Observational studies have reported an association between underlying cardiovascular diseases (CVD) and worse prognosis in COVID-19 patients, but this still remains unclear. We conducted a meta-analysis of recent studies that reported the association of CVD with worse prognosis and increased mortality in COVID-19 patients. Literature search through PubMed, the Cochrane Library, and Embase was completed by 2 reviewers from November 1, 2019 to April 20, 2020. Inclusion criteria were observational case-control or cohort studies on COVID-19 patients with a history of CVD included, which reported outcomes of COVID-19 infection severity, clearly outlined the definition of "severe disease" and with sample size >10. Data were abstracted independently by 2 authors. Studies were divided into 2 separate cohorts for analysis: severity (severe vs nonsevere) and mortality (nonsurvivors vs survivors). Data was pooled into a meta-analysis to estimate pooled odds ratio (OR) with 95% confidence interval (95% CI) for each outcome. A total of 18 studies (n = 4858 patients) were included. Sixteen studies were from China, while 2 were from the United States. Pre-existing CVD was associated with a significantly increased risk of a severe form of COVID-19 (OR = 3.14; 95% CI 2.32-4.24; I2 = 0%; Q = 8.68, P= 0.73) and overall risk of COVID-19 all-cause mortality (OR = 11.08; 95% CI: 2.59-47.32; I2 = 55%; P = 0.11). However, this study did not find a significant association between previous history of CVD and mortality in severe COVID-19 disease (OR = 1.72; 95% CI: 0.97-3.06, I2 = 0%, P = 0.46). Pre-existing CVD is associated with worse outcomes among patients with COVID-19. Clinicians and policymakers need to take account of these findings in implementing risk stratification models.

Association of Cardiovascular Disease With Coronavirus Disease 2019 (COVID-19) Severity: A Meta-Analysis

Lippi, Giuseppe;
2020-01-01

Abstract

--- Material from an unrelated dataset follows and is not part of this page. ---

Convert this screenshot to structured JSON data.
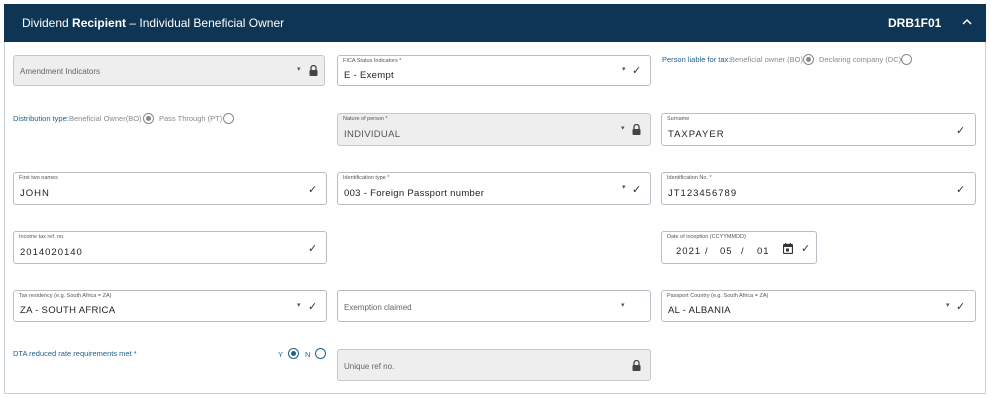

Observational studies have reported an association between underlying cardiovascular diseases (CVD) and worse prognosis in COVID-19 patients, but this still remains unclear. We conducted a meta-analysis of recent studies that reported the association of CVD with worse prognosis and increased mortality in COVID-19 patients. Literature search through PubMed, the Cochrane Library, and Embase was completed by 2 reviewers from November 1, 2019 to April 20, 2020. Inclusion criteria were observational case-control or cohort studies on COVID-19 patients with a history of CVD included, which reported outcomes of COVID-19 infection severity, clearly outlined the definition of "severe disease" and with sample size >10. Data were abstracted independently by 2 authors. Studies were divided into 2 separate cohorts for analysis: severity (severe vs nonsevere) and mortality (nonsurvivors vs survivors). Data was pooled into a meta-analysis to estimate pooled odds ratio (OR) with 95% confidence interval (95% CI) for each outcome. A total of 18 studies (n = 4858 patients) were included. Sixteen studies were from China, while 2 were from the United States. Pre-existing CVD was associated with a significantly increased risk of a severe form of COVID-19 (OR = 3.14; 95% CI 2.32-4.24; I2 = 0%; Q = 8.68, P= 0.73) and overall risk of COVID-19 all-cause mortality (OR = 11.08; 95% CI: 2.59-47.32; I2 = 55%; P = 0.11). However, this study did not find a significant association between previous history of CVD and mortality in severe COVID-19 disease (OR = 1.72; 95% CI: 0.97-3.06, I2 = 0%, P = 0.46). Pre-existing CVD is associated with worse outcomes among patients with COVID-19. Clinicians and policymakers need to take account of these findings in implementing risk stratification models.
2020
Cardiovascular Disease, Coronavirus Disease 2019, COVID-19
File in questo prodotto:
Non ci sono file associati a questo prodotto.

I documenti in IRIS sono protetti da copyright e tutti i diritti sono riservati, salvo diversa indicazione.

Utilizza questo identificativo per citare o creare un link a questo documento: https://hdl.handle.net/11562/1018223
Citazioni
  • ???jsp.display-item.citation.pmc??? 68
  • Scopus 112
  • ???jsp.display-item.citation.isi??? 99
social impact